Clearly the USA is a country not limited when it comes to 'mainstream' sport, and football (soccer to those crazy scamps) is not one of them. The game we love falls behind American football, baseball, ice hockey, NASCAR, tiddly winks and competitive chess. In a country where the competition between sports is so strong, it is not surprising that the English Premier League is pretty low on peoples sporting agenda's (in some cases though it may be higher than their own domestic soccer league, but that's a whole different blog post), but that knowledge is out there and with football mad Latin American communities in each major City there is a fan base to attract, it may be minor compared to their top bracket games, but it does exist.
During my time over there, I saw quite a few United, Liverpool, Chelsea and even an Arsenal shirt, but I saw noone representing the English champions. Maybe that is to be expected, we have only recent become big news outside of our own country, but considering we spent 2 consecutive preseasons in the States you would think we should maybe have more to show for it.
That isn't to say there are no Manchester City fans in New York, or the country as a whole, clearly there are, in fact 'The Mad Hatter' bar in the city is recommended for all City fans that find themselves over that way, but when you consider the ties we had to the country with former CEO Garry Cooke coming from Nike, and the trips we did over there I just thought we may have had more of an influence than we seem to have. As with all things though, continued success will clearly spread the word of the club, and these fans and more importantly their money will follow, but I am finding myself begin to wonder if the American market is even one worth pursuing?
As I mentioned, football/soccer just isn't a big deal to mainstream America, sure the Latin population and some of the Afro/Carribean communities prefer it, but if you asked the average man in the street in a small US town to name 3 Premier League teams I suspect it would be a spectacular failure, despite this, numerous clubs every year try to compete with the NFL/NBA/NHL to take some money out of the American public, and over all the years it has only ever really been met with limited success. There comes a time where you wonder if it would be best to write off trying to 'crack' America and focus on other markets, and I wonder if that is what we are beginning to do.
The Summer of 2012 was our first preseason without Garry Cooke at the helm; and with the change in CEO, there was a change in our preseason tour. This year the focus seemed to be more on football as opposed to marketing and that is something that I wholeheartedly buy into. Whereas in the past players have been put through their paces in Los Angeles, this year it was done in a quiet town in the Swiss Alps, the public engagements were gone, and hard work was the focus.

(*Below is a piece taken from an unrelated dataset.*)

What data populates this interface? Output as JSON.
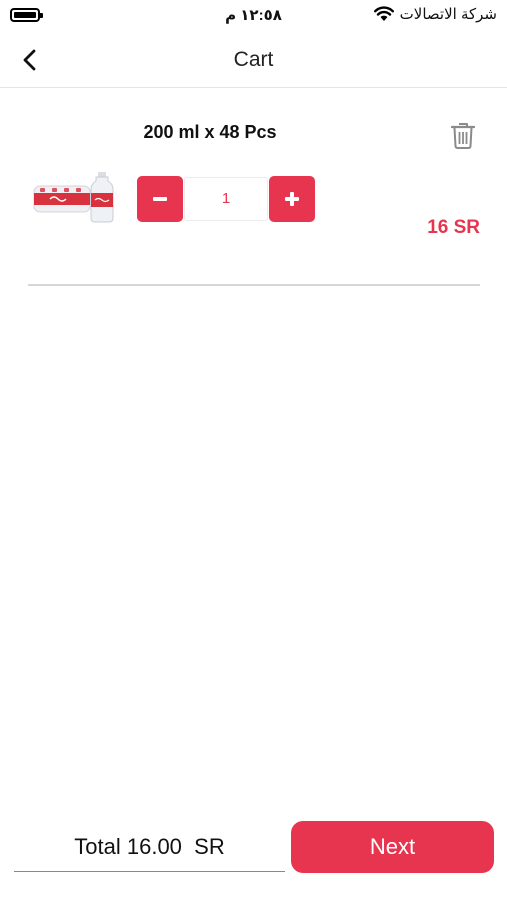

That isn't to say that we didn't do any work trying to spread the brand this Summer, there was a fleeting trip to Asia to play Arsenal and a Malay XI in the birds nest stadium and Kuala Lumpur, clearly this exercise will have aided us and hopefully won us some new supporters, and for me this is a much better use of our time in preseason. People in the far East are crazy about football, where as the majority of Americans are ambivalent. It would be a much easier task to convert kids in China, Thailand and Malaysia into City fans than it is in Milwaukee, Des Moines and Atlanta.
The exposure that the Premier League has in these Asian markets is huge, and although the majority of support is for our rivals due to their success there is still huge opportunities there for us to make the sort of money we need to help meet Financial Fair Play. Clearly this is not an ideal scenario for supporters that we have in other parts of the world, but if we are cynical and view these tours as nothing more than the money making schemes that they are, then surely it is preferable to focus our efforts on markets with easier and slightly more solid gains.
It is undeniable that if a few football teams did 'crack' the US, the financial rewards would be huge, but competing against their major sports, as well as the attitude that the majority of Americans seem to have towards football makes it somewhat of an impossible mission in my mind, where as the gains in Asia would be much easier to achieve and potentially far more rewarding.